Video Poker

About Video Poker

Video Poker is a common casino game, which is based on 5-card hands and replacement of cards. It is familiar to those who have played similar coin machines at gas stations, pubs etc. Almost all casino softwares offer video poker but the paytables can be different giving different house edges. The most important thing is to determine the house edge from the paytable and choose the most suitable video poker variant. Combined with a small house edge and chance to win big, video poker is usually the preferred game for many players. It is often the best choice after blackjack when playing through the bonus.

Video Poker Rules

Video poker uses a single deck of 52 cards (or 53 cards with a joker). The player is dealt 5 cards from the deck. The player then chooses which cards to hold and which ones to discard. The player can hold all cards or discard all if he wants. New cards are drawn from the deck to replace discarded cards. The final hand pays according to video poker pay table.

Note: Usually you have to bet max 5 coins for the highest payout for the royal flush. Even though you have to bet max coins, you can choose a lower coin size to adjust the bet size.

Doubling up

After the hand is played and it wins the player often has a choice to double up his winnings. On some softwares the player can half-double half of the winnings and keep the other half of the winnings. At doubling player quesses if the next card is Red or Black or tries to choose a card that is higher than a random card shown. In either case the probability to double up is 50% and the probability to lose is 50%. The player can continue doubling until he reaches certain max limit. Doubling up has 0% house edge and it can be used to get a bigger win or to reach a target bankroll. However doubling up increases the variance of video poker, which already has quite high variance.

Note: On Microgaming software it has been revealed that the video poker double up result is determined even before the player chooses one of the four cards. Doubling still has the same 50% chance of winning but you don’t need to worry about which one of the four cards to choose as it doesn’t make any difference.

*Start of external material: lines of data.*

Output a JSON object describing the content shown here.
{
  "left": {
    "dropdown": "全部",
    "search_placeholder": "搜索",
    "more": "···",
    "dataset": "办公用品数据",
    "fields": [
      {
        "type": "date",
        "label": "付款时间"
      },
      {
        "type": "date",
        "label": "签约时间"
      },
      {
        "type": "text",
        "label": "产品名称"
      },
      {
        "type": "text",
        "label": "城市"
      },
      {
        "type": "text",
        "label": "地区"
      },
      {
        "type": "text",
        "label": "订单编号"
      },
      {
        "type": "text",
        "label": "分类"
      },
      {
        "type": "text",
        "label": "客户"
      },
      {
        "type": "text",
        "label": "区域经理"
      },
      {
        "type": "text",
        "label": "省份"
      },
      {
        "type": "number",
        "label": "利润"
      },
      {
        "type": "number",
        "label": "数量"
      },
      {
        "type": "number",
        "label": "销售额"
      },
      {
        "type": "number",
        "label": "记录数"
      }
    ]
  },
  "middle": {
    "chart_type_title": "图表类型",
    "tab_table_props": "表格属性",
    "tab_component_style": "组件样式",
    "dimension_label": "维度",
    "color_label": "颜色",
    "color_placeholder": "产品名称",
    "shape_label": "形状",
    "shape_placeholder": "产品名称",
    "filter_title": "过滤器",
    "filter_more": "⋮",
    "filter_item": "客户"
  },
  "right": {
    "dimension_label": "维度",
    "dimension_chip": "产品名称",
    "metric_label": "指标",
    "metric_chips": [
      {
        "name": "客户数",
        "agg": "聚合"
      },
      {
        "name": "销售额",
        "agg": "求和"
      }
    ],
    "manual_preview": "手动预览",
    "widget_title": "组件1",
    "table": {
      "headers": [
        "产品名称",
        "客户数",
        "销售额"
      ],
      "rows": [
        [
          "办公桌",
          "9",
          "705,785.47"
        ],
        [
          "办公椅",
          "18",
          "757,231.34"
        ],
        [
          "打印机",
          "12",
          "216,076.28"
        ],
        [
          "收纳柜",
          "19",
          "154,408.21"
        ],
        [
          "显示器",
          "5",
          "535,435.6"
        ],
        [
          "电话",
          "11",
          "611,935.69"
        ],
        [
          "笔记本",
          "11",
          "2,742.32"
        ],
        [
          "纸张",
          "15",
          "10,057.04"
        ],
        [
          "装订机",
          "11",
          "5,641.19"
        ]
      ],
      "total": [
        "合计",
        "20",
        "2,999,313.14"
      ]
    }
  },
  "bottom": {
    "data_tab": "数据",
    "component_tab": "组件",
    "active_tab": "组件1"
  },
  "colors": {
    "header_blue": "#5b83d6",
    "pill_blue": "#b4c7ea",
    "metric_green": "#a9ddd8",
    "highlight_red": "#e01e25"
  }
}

Video Poker Variations

The three most common video poker variations are Jacks or Better, Deuces Wild and Joker Poker (or Joker Wild). In addition All Aces is introduced here in little more detail too, because as it has a very low house edge. Some other more rare video poker variations are introduced below in optimal strategy level, so that you can check out the optimal strategy for those too if you like those variations or use them while wagering through certain bonuses. Continue to the following pages for a presentation of each variation’s house edge and variance.

Video Poker Introductions:

Multi-hand Video Poker

Many casino softwares offer multi-hand versions of common video pokers (often called Power pokers). In Multi-hand video poker player is dealt one 5-card poker hand and the player chooses which cards to hold. These cards are then automatically held on all hands and new cards are drawn to each hand. Multi-hand video pokers usually have a choice of 4, 10, 50 or 100 hands played simultaneously. Notice that you have to make a bet on each hand so for 10-play video poker with 1.25€ per hand the total bet is 12.50€. The house edge of multi-hand poker is exactly the same as single-hand version, if the pay table is same. Pay attention to the paytables as sometimes multi-hand video pokers have worse paytables than single-hand video pokers.

Playing video poker in multi-hand reduces the overall variance as some of the hands usually win. Also getting Royal Flushes is easier when a large number of hands is played at once. However there is a strong correlation between the starting hand (decision hand) and the end result. This means that a large part of the payout is in receiving pat (dealt) high-paying hands as these are multiplied to all other hands. Likewise getting dealt poor starting hands eats the bankroll away quickly.

The following table lists the standard deviations of multi-hand video pokers with 1, 4, 10 and 50 hands. Notice that the standard deviations are relative to unit bet, so 10-play Jacks or Better with total bet size 12.50€ (1.25€ per hand) has roughly the same variance as single-hand Jacks or Better with 5,5€ bet size (SD = 24.125). See video poker payout calculator for return percentages of different Video Poker variations and standard deviations attached to them. Use return and variance calculator to calculate expected returns over bonus wagering.